Do you like Phil Collins? I've been a big Genesis fan ever since the release of their 1980 album, Duke. Before that, I really didn't understand any of their work. Too artsy, too intellectual. It was on Duke where Phil Collins' presence became more apparent. I think Invisible Touch was the group's undisputed masterpiece. It's an epic meditation on intangibility. At the same time, it deepens and enriches the meaning of the preceding three albums. Listen to the brilliant ensemble playing of Banks, Collins and Rutherford. You can practically hear every nuance of every instrument. In terms of lyrical craftsmanship, the sheer songwriting, this album hits a new peak of professionalism. Take the lyrics to "Land of Confusion". In this song, Phil Collins addresses the problems of abusive political authority. "In Too Deep" is the most moving pop song of the 1980s, about monogamy and commitment. The song is extremely uplifting. Their lyrics are as positive and affirmative as anything I've heard in rock. Phil Collins' solo career seems to be more commercial and therefore more satisfying, in a narrower way. Especially songs like "In the Air Tonight" and "Against All Odds". But I also think Phil Collins works best within the confines of the group, than as a solo artist, and I stress the word artist. This is Sussudio, a great, great song, a personal favorite. Sussudio (Live) by Phil Collins.

Patrick Bateman on Huey Lewis and the News
Their early work was a little too new wave for my tastes, but when "Sports" came out in '83,I think they really came into their own, commercial and artistically. The whole album has a clear, crisp sound, and a new sheen of consummate professionalism that really gives the songs a big boost. He's been compared to Elvis Costello, but I think Huey has a far much more bitter, cynical sense of humor. In '87, Huey released this, Fore, their most accomplished album. I think their undisputed masterpiece is "Hip to be Square", a song so catchy, most people probably don't listen to the lyrics. But they should, because it's not just about the pleasures of conformity, and the importance of trends, it's also a personal statement about the band itself.Hip To Be Square by Huey Lewis and the News
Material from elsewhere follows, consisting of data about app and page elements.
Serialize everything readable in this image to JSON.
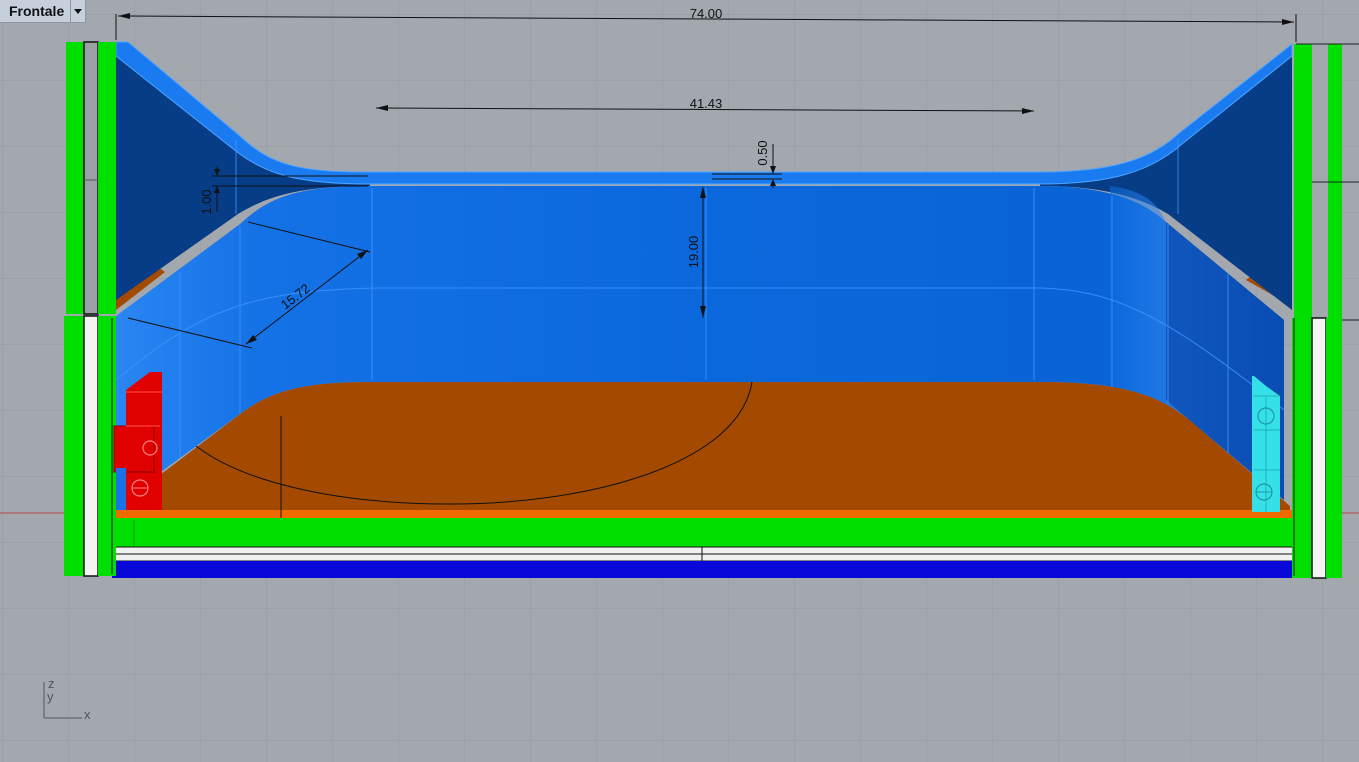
{
  "viewport": {
    "name": "Frontale"
  },
  "dimensions": {
    "overall_width": "74.00",
    "inner_width": "41.43",
    "top_thickness": "0.50",
    "side_thickness": "1.00",
    "height": "19.00",
    "slope_length": "15.72"
  },
  "axis_gizmo": {
    "z": "z",
    "y": "y",
    "x": "x"
  },
  "colors": {
    "background": "#a3a7ae",
    "grid": "#949aa2",
    "blue_surface": "#0b6ae0",
    "blue_dark": "#063d86",
    "orange_floor": "#a44a00",
    "green_frame": "#00e000",
    "red_part": "#e00000",
    "cyan_part": "#35e0e8",
    "blue_base": "#0808d8"
  }
}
Bateman on Whitney Houston.
Did you know that Whitney Houston's debut LP, called simply Whitney Houston had 4 number one singles on it? It’s hard to choose a favorite among so many great tracks, but "The Greatest Love of All" is one of the best, most powerful songs ever written about self-preservation, dignity. Its universal message crosses all boundaries and instills one with the hope that it's not too late to better ourselves. Since it's impossible in this world we live in to empathize with others, we can always empathize with ourselves. It's an important message, crucial really. And it's beautifully stated on the album. Greatest Love Of All by Whitney Houston.
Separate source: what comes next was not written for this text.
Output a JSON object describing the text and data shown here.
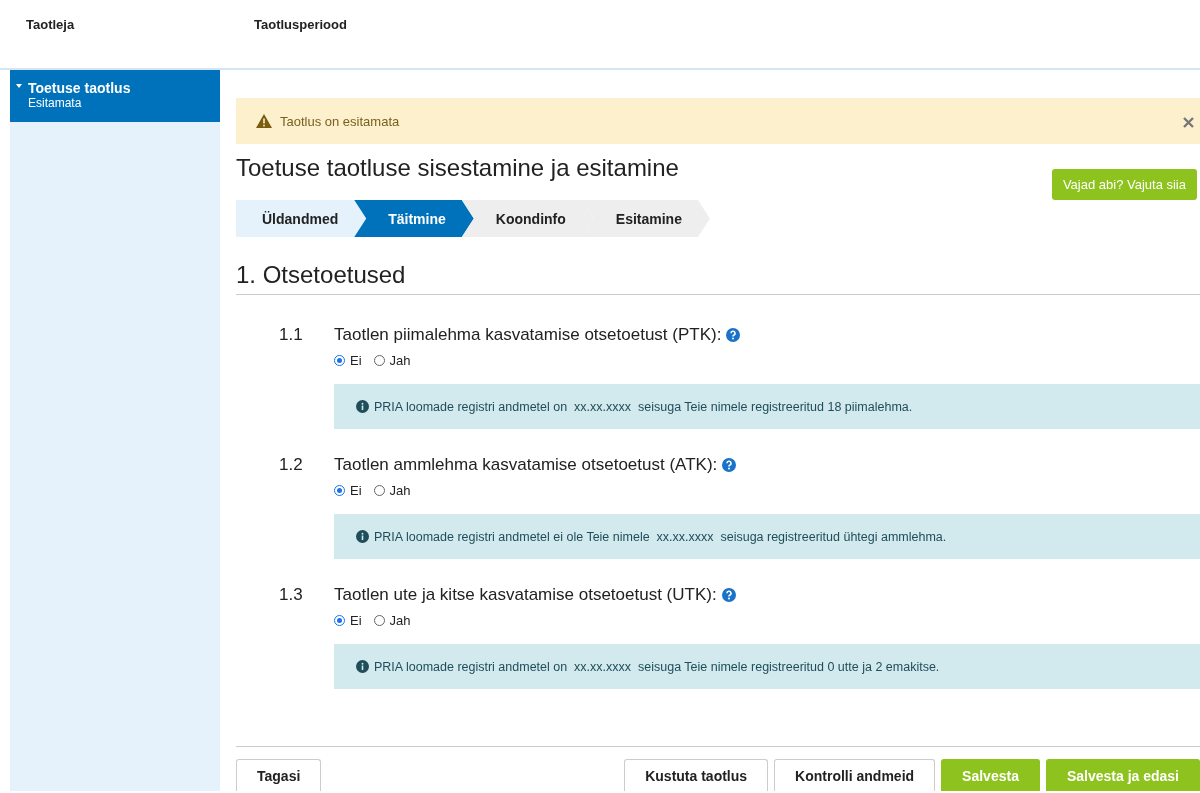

Ellis on the American Psycho film, "I think the movie got pretty close to the temperament of the book. But the film is a lighter, flashier, funnier, not as hard-to-take experience. It’s not as cruel and not as violent, obviously."
From the film soundtrack.
Watching Me Fall (Underdog Remix) by The Cure
True Faith by New Order
You Spin Me Round (Like A Record) by Dope
Something In The Air (American Psycho Remix) by David Bowie


Post a Comment

<< Home